TIME: How is the military campaign going?
Thapa: It's moving on satisfactorily. Clearly we have the upper hand. We have heard through agencies that have sent out feelers that the Maoists are feeling the heat. But the ultimate aim of the army engagement is to force the Maoists to come to the negotiating table. Our priority has always been peaceful negotiation, but in the past the Maoists were not interested in that. This is intended to change their minds. And we hear they might soon be keen on talks again.
TIME: There are been several documented cases of human rights abuses by the Royal Nepalese Army. Executions even.
Thapa: There might have been cases of people being trapped in the crossfire. But the army does not kill illegally. These accusations are as a result of the Maoists feeling pressured.
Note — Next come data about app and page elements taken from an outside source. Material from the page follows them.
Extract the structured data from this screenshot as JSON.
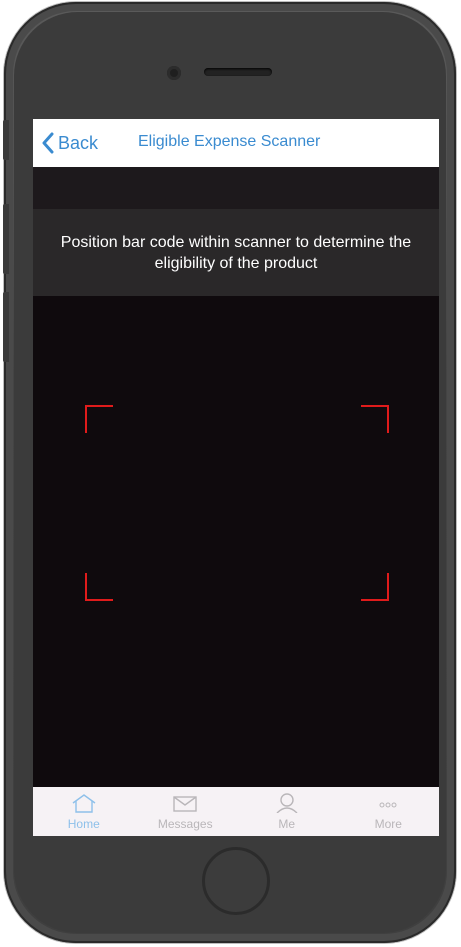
{
  "navbar": {
    "back_label": "Back",
    "title": "Eligible Expense Scanner"
  },
  "scanner": {
    "instruction": "Position bar code within scanner to determine the eligibility of the product",
    "frame_color": "#e01b1b"
  },
  "tabbar": {
    "active": "Home",
    "tabs": [
      {
        "label": "Home",
        "icon": "house-icon"
      },
      {
        "label": "Messages",
        "icon": "envelope-icon"
      },
      {
        "label": "Me",
        "icon": "person-icon"
      },
      {
        "label": "More",
        "icon": "ellipsis-icon"
      }
    ]
  },
  "colors": {
    "accent": "#3a8bd0",
    "active_tab": "#8ec0ea",
    "inactive_tab": "#b9b6b9"
  }
}
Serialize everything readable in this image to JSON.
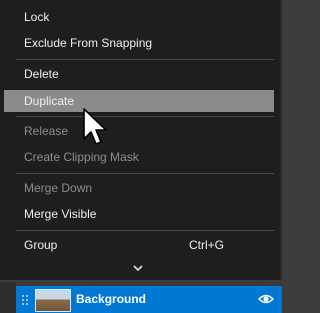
{
  "menu": {
    "items": [
      {
        "label": "Lock",
        "enabled": true
      },
      {
        "label": "Exclude From Snapping",
        "enabled": true
      },
      {
        "label": "Delete",
        "enabled": true
      },
      {
        "label": "Duplicate",
        "enabled": true,
        "highlighted": true
      },
      {
        "label": "Release",
        "enabled": false
      },
      {
        "label": "Create Clipping Mask",
        "enabled": false
      },
      {
        "label": "Merge Down",
        "enabled": false
      },
      {
        "label": "Merge Visible",
        "enabled": true
      },
      {
        "label": "Group",
        "enabled": true,
        "shortcut": "Ctrl+G"
      }
    ],
    "more_icon": "chevron-down-icon"
  },
  "layers": {
    "selected_layer": {
      "name": "Background",
      "visible": true,
      "thumbnail": "landscape-thumbnail",
      "grip_icon": "drag-grip-icon",
      "visibility_icon": "eye-icon"
    }
  },
  "colors": {
    "menu_bg": "#1e1e1e",
    "highlight": "#8b8b8b",
    "selection_accent": "#0078d4",
    "text": "#f0f0f0",
    "disabled_text": "#8d8d8d"
  }
}
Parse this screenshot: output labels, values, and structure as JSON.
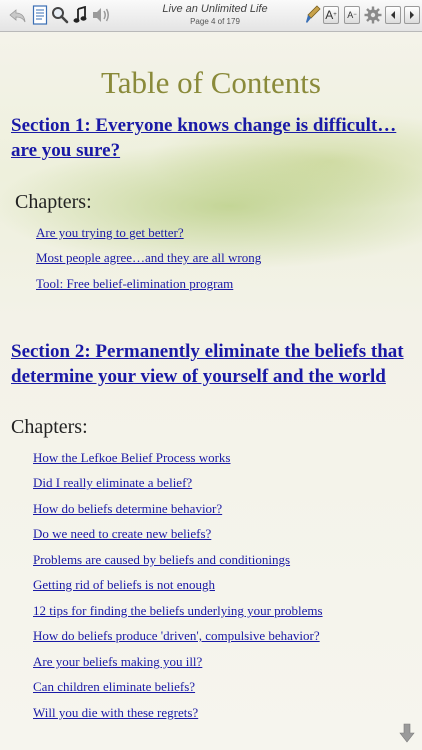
{
  "toolbar": {
    "title": "Live an Unlimited Life",
    "page": "Page 4 of 179",
    "font_larger": "A",
    "font_smaller": "A"
  },
  "toc": {
    "title": "Table of Contents",
    "section1": {
      "title": "Section 1: Everyone knows change is difficult…are you sure?",
      "chapters_label": "Chapters:",
      "chapters": [
        "Are you trying to get better?",
        "Most people agree…and they are all wrong",
        "Tool: Free belief-elimination program"
      ]
    },
    "section2": {
      "title": "Section 2:  Permanently eliminate the beliefs that determine your view of yourself and the world",
      "chapters_label": "Chapters:",
      "chapters": [
        "How the Lefkoe Belief Process works",
        "Did I really eliminate a belief?",
        "How do beliefs determine behavior?",
        "Do we need to create new beliefs?",
        "Problems are caused by beliefs and conditionings",
        "Getting rid of beliefs is not enough",
        "12 tips for finding the beliefs underlying your problems",
        "How do beliefs produce 'driven', compulsive behavior?",
        "Are your beliefs making you ill?",
        "Can children eliminate beliefs?",
        "Will you die with these regrets?"
      ]
    }
  },
  "colors": {
    "link": "#1a1aa6",
    "title": "#8a8a3a"
  }
}
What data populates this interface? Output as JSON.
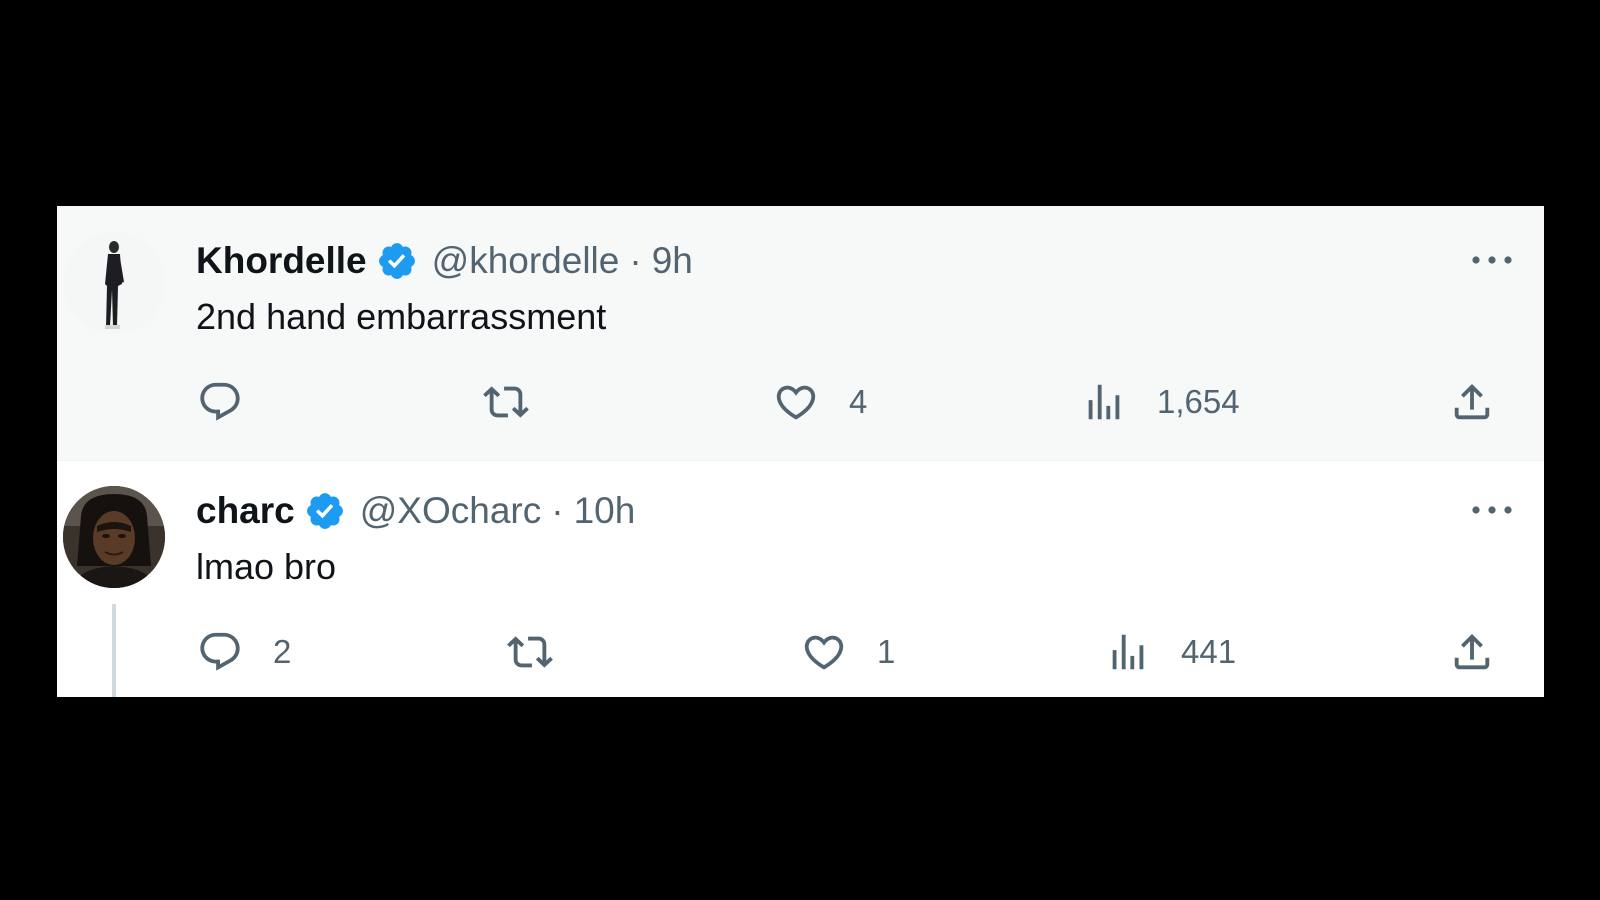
{
  "tweets": [
    {
      "display_name": "Khordelle",
      "handle": "@khordelle",
      "separator": "·",
      "time": "9h",
      "text": "2nd hand embarrassment",
      "verified": true,
      "replies": "",
      "reposts": "",
      "likes": "4",
      "views": "1,654"
    },
    {
      "display_name": "charc",
      "handle": "@XOcharc",
      "separator": "·",
      "time": "10h",
      "text": "lmao bro",
      "verified": true,
      "replies": "2",
      "reposts": "",
      "likes": "1",
      "views": "441"
    }
  ],
  "icons": {
    "more": "more-horizontal-icon",
    "reply": "reply-icon",
    "repost": "repost-icon",
    "like": "heart-icon",
    "views": "analytics-icon",
    "share": "share-icon",
    "verified": "verified-badge-icon"
  },
  "colors": {
    "background": "#000000",
    "highlighted_tweet_bg": "#f7f9f9",
    "tweet_bg": "#ffffff",
    "primary_text": "#0f1419",
    "secondary_text": "#536471",
    "verified_blue": "#1d9bf0"
  }
}
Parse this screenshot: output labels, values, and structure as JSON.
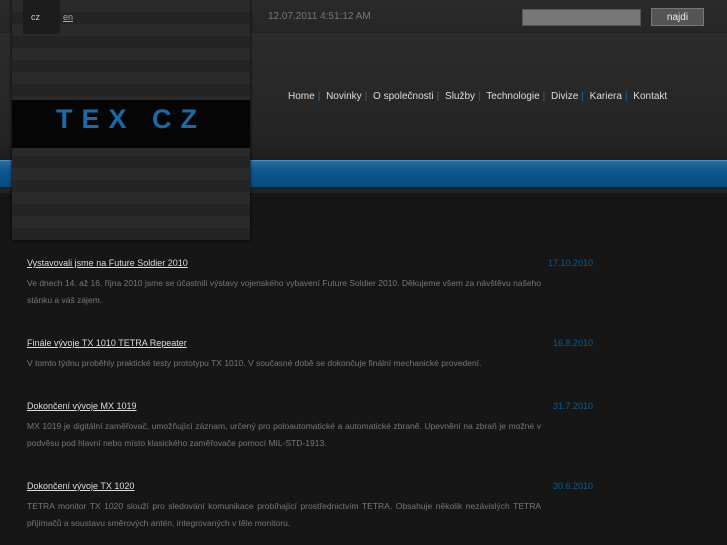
{
  "header": {
    "lang_cz": "cz",
    "lang_en": "en",
    "datetime": "12.07.2011 4:51:12 AM",
    "search_placeholder": "",
    "search_button": "najdi"
  },
  "logo": {
    "text": "TEX CZ"
  },
  "nav": [
    "Home",
    "Novinky",
    "O společnosti",
    "Služby",
    "Technologie",
    "Divize",
    "Kariera",
    "Kontakt"
  ],
  "news": [
    {
      "title": "Vystavovali jsme na Future Soldier 2010",
      "date": "17.10.2010",
      "body": "Ve dnech 14. až 16. října 2010 jsme se účastnili výstavy vojenského vybavení Future Soldier 2010. Děkujeme všem za návštěvu našeho stánku a váš zájem."
    },
    {
      "title": "Finále vývoje TX 1010 TETRA Repeater",
      "date": "16.8.2010",
      "body": "V tomto týdnu proběhly praktické testy prototypu TX 1010. V současné době se dokončuje finální mechanické provedení."
    },
    {
      "title": "Dokončení vývoje MX 1019",
      "date": "31.7.2010",
      "body": "MX 1019 je digitální zaměřovač, umožňující záznam, určený pro poloautomatické a automatické zbraně. Upevnění na zbraň je možné v podvěsu pod hlavní nebo místo klasického zaměřovače pomocí MIL-STD-1913."
    },
    {
      "title": "Dokončení vývoje TX 1020",
      "date": "30.6.2010",
      "body": "TETRA monitor TX 1020 slouží pro sledování komunikace probíhající prostřednictvím TETRA. Obsahuje několik nezávislých TETRA přijímačů a soustavu směrových antén, integrovaných v těle monitoru."
    }
  ]
}
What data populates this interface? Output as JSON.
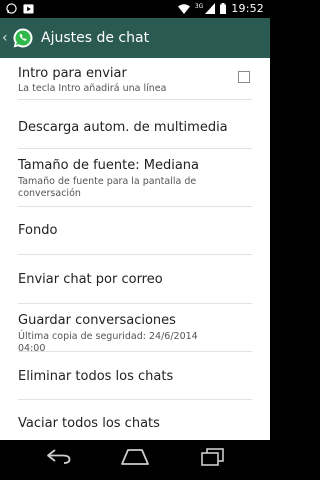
{
  "status_bar": {
    "icons": [
      "whatsapp-notification-icon",
      "play-store-notification-icon",
      "wifi-icon",
      "signal-icon",
      "battery-icon"
    ],
    "network": "3G",
    "time": "19:52"
  },
  "action_bar": {
    "title": "Ajustes de chat",
    "logo": "whatsapp-logo",
    "colors": {
      "background": "#2a5a52"
    }
  },
  "settings": {
    "items": [
      {
        "title": "Intro para enviar",
        "subtitle": "La tecla Intro añadirá una línea",
        "checkbox": false
      },
      {
        "title": "Descarga autom. de multimedia"
      },
      {
        "title": "Tamaño de fuente: Mediana",
        "subtitle": "Tamaño de fuente para la pantalla de conversación"
      },
      {
        "title": "Fondo"
      },
      {
        "title": "Enviar chat por correo"
      },
      {
        "title": "Guardar conversaciones",
        "subtitle": "Última copia de seguridad: 24/6/2014 04:00"
      },
      {
        "title": "Eliminar todos los chats"
      },
      {
        "title": "Vaciar todos los chats"
      }
    ]
  },
  "nav_bar": {
    "buttons": [
      "back-icon",
      "home-icon",
      "recent-apps-icon"
    ]
  }
}
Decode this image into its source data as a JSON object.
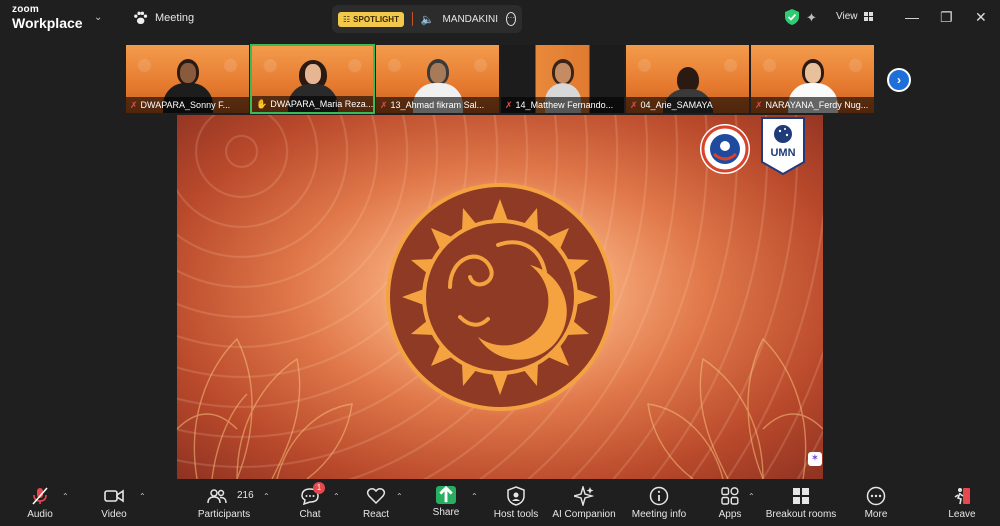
{
  "app": {
    "brand_line1": "zoom",
    "brand_line2": "Workplace",
    "meeting_tab": "Meeting"
  },
  "spotlight": {
    "badge": "SPOTLIGHT",
    "name": "MANDAKINI"
  },
  "view_label": "View",
  "participants_strip": [
    {
      "name": "DWAPARA_Sonny F..."
    },
    {
      "name": "DWAPARA_Maria Reza..."
    },
    {
      "name": "13_Ahmad fikram Sal..."
    },
    {
      "name": "14_Matthew Fernando..."
    },
    {
      "name": "04_Arie_SAMAYA"
    },
    {
      "name": "NARAYANA_Ferdy Nug..."
    }
  ],
  "main_screen": {
    "logo_right_text": "UMN"
  },
  "toolbar": {
    "audio": "Audio",
    "video": "Video",
    "participants": "Participants",
    "participants_count": "216",
    "chat": "Chat",
    "chat_badge": "1",
    "react": "React",
    "share": "Share",
    "host_tools": "Host tools",
    "ai_companion": "AI Companion",
    "meeting_info": "Meeting info",
    "apps": "Apps",
    "breakout_rooms": "Breakout rooms",
    "more": "More",
    "leave": "Leave"
  },
  "colors": {
    "active_border": "#3cba54",
    "spotlight_badge": "#f2c94c",
    "share_green": "#27ae60",
    "muted_red": "#e5484d",
    "next_blue": "#1e6fd9"
  }
}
They approach international and human rights agencies.
TIME: How likely is it that Nepal becomes a failed state?
Thapa: Last year, the international community said there was that possibility. Now they say they are happy with our overall performance within the constraints we face. I don't say it's possible for Nepal to become a failed state. Despite the fact that there is this operation against the Maoists, other parameters on the economy, governance and law and order are improving. There is a political vacuum, yes. But except the fact that there is no parliament, all the other state affairs are being run under the constitution.
TIME: What are your impressions of the King's motives and ambitions?
Thapa: My impression is that the present situation is not something the King wanted. It was the culmination of a lot of other developments. He is quite keen to hand over government to an elected parliament. He wants it as soon as possible. When he made me Prime Minister, the key responsibility he gave to me was that elections should take place as quickly as they could.
TIME: Other parties accuse him of being an autocrat.
Thapa: Those kind of apprehensions are there, but all those will be dispelled when elections take place.
TIME: Do you have a timetable?
Thapa: We plan to hold polls for local bodies in June or July and after that parliamentary elections in November. We have to contain the Maoists in order to produce an atmosphere conducive to elections and the elections will be announced at the appropriate time. But I tell you: we're not looking for any excuses to postpone.